GOAL OF THE EXERCISE –
Write out each line of the records that has "name" in it.

Website and app data records
####
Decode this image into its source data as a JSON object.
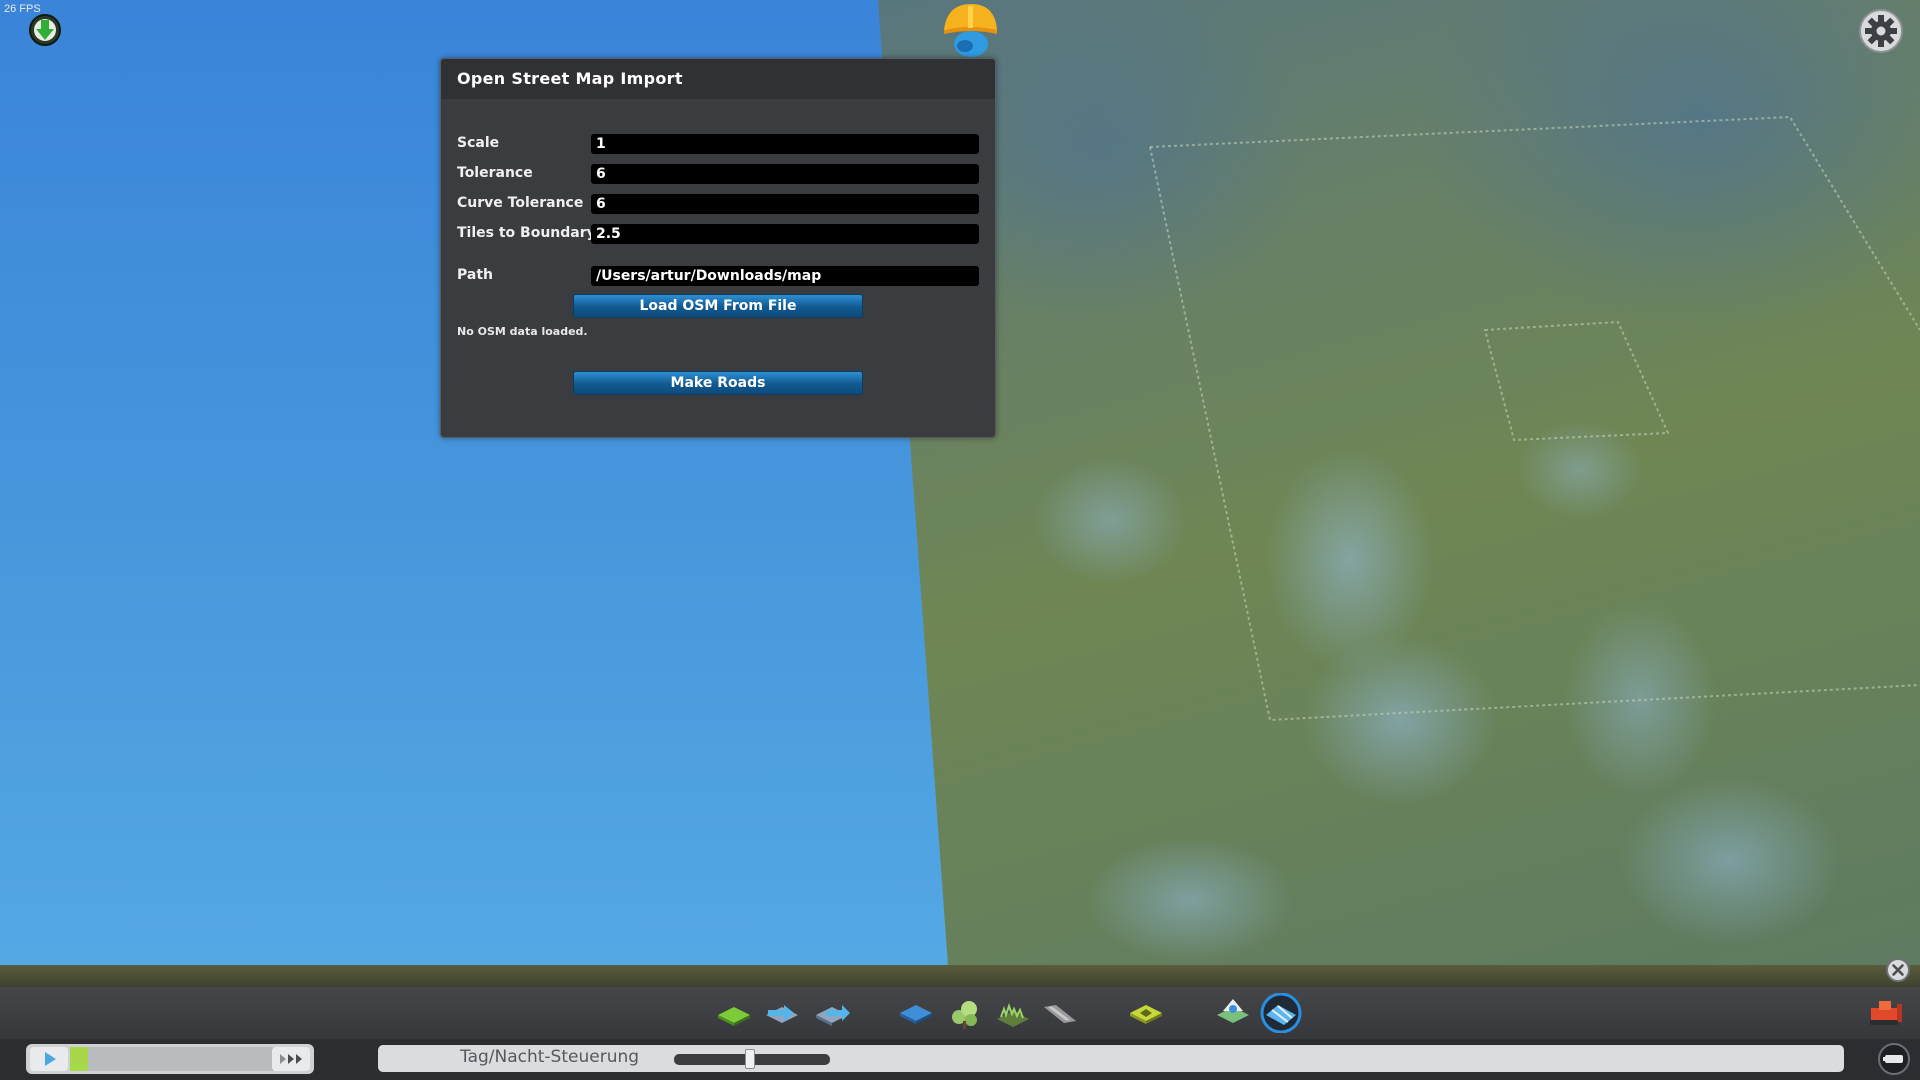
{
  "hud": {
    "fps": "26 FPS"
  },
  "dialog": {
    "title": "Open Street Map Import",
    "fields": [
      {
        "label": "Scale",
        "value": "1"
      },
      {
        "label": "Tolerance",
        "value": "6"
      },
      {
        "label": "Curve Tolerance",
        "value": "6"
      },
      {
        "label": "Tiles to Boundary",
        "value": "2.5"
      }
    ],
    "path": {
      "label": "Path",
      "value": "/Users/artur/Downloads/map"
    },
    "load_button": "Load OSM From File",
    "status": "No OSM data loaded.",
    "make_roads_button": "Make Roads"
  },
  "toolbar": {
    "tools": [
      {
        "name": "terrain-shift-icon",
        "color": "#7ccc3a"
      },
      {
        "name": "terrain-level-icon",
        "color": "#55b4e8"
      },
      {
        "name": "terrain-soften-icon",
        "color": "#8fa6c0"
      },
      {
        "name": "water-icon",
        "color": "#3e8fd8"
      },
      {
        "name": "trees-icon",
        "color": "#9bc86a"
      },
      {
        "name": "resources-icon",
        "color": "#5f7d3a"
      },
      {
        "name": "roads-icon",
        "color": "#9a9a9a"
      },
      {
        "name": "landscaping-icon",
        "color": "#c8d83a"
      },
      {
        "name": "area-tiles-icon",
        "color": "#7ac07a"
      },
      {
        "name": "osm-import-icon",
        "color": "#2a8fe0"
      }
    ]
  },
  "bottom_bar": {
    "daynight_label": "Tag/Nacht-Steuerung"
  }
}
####
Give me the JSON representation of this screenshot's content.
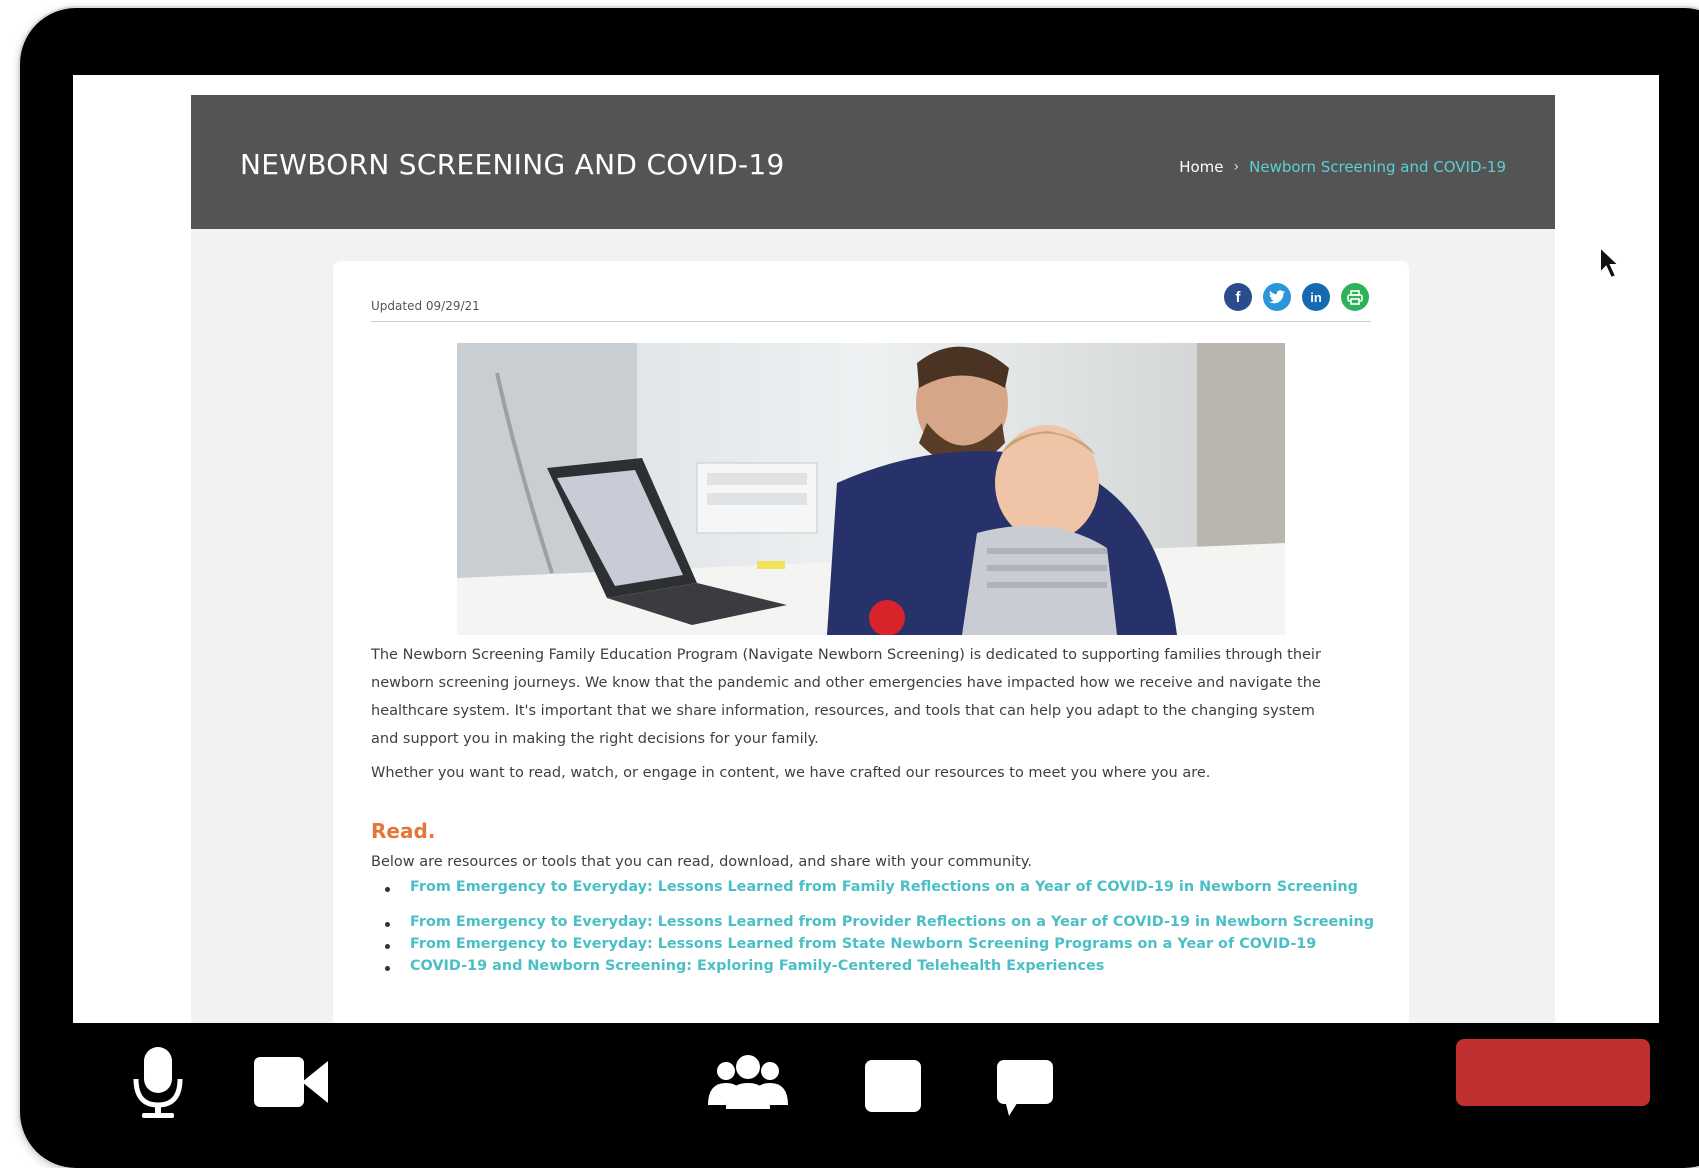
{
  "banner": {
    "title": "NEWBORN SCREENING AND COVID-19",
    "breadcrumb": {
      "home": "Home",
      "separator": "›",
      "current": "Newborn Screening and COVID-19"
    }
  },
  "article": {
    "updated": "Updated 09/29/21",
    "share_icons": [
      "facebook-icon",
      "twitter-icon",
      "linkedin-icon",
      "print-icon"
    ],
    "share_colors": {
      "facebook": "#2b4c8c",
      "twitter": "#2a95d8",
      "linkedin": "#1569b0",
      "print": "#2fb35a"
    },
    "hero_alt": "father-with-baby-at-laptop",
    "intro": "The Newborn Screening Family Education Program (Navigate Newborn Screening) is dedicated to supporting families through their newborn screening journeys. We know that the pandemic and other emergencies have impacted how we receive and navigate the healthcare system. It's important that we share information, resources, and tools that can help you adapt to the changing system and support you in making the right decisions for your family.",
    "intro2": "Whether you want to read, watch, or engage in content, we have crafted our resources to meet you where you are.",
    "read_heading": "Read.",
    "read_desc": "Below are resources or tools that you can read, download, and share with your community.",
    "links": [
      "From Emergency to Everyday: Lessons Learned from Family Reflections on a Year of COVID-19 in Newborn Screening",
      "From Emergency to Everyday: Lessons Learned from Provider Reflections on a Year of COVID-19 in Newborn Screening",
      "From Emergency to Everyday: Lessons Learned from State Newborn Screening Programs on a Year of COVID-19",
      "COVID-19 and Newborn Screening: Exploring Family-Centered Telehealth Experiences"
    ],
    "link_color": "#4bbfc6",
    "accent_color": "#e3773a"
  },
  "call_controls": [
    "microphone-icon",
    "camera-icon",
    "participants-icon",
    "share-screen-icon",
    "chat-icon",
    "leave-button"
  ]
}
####
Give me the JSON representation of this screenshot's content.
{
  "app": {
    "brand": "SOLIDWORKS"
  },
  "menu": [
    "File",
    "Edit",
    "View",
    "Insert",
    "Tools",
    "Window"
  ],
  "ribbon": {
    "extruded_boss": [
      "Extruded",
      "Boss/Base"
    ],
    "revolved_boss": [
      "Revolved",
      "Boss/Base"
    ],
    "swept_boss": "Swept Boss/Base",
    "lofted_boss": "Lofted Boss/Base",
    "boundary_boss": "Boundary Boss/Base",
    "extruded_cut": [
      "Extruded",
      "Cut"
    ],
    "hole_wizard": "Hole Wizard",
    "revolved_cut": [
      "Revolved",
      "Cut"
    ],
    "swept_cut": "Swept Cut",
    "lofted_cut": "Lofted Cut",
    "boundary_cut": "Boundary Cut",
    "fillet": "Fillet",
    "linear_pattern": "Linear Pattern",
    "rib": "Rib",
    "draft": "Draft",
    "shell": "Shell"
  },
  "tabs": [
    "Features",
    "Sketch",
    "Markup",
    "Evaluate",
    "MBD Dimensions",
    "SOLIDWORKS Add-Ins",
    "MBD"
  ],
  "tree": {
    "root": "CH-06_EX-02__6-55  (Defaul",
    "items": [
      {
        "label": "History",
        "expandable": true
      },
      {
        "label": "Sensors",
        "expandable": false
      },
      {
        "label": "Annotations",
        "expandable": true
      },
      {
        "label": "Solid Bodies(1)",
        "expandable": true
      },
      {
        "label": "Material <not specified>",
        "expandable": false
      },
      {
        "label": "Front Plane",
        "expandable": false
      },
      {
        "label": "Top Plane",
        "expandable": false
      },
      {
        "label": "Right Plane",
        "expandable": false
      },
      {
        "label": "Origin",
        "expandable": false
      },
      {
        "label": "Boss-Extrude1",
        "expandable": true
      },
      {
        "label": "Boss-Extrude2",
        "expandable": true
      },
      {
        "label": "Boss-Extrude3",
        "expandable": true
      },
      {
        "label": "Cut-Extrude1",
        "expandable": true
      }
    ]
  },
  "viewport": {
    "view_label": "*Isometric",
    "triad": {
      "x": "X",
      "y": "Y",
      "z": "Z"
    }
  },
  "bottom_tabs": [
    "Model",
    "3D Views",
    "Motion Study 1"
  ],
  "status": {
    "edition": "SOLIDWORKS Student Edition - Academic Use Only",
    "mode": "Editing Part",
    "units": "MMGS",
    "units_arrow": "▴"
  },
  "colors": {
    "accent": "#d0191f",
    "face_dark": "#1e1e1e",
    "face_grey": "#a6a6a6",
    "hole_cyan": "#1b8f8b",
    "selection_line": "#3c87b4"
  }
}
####
REPLY –
        "name": "terrain-shift-icon",
        "name": "terrain-level-icon",
        "name": "terrain-soften-icon",
        "name": "water-icon",
        "name": "trees-icon",
        "name": "resources-icon",
        "name": "roads-icon",
        "name": "landscaping-icon",
        "name": "area-tiles-icon",
        "name": "osm-import-icon",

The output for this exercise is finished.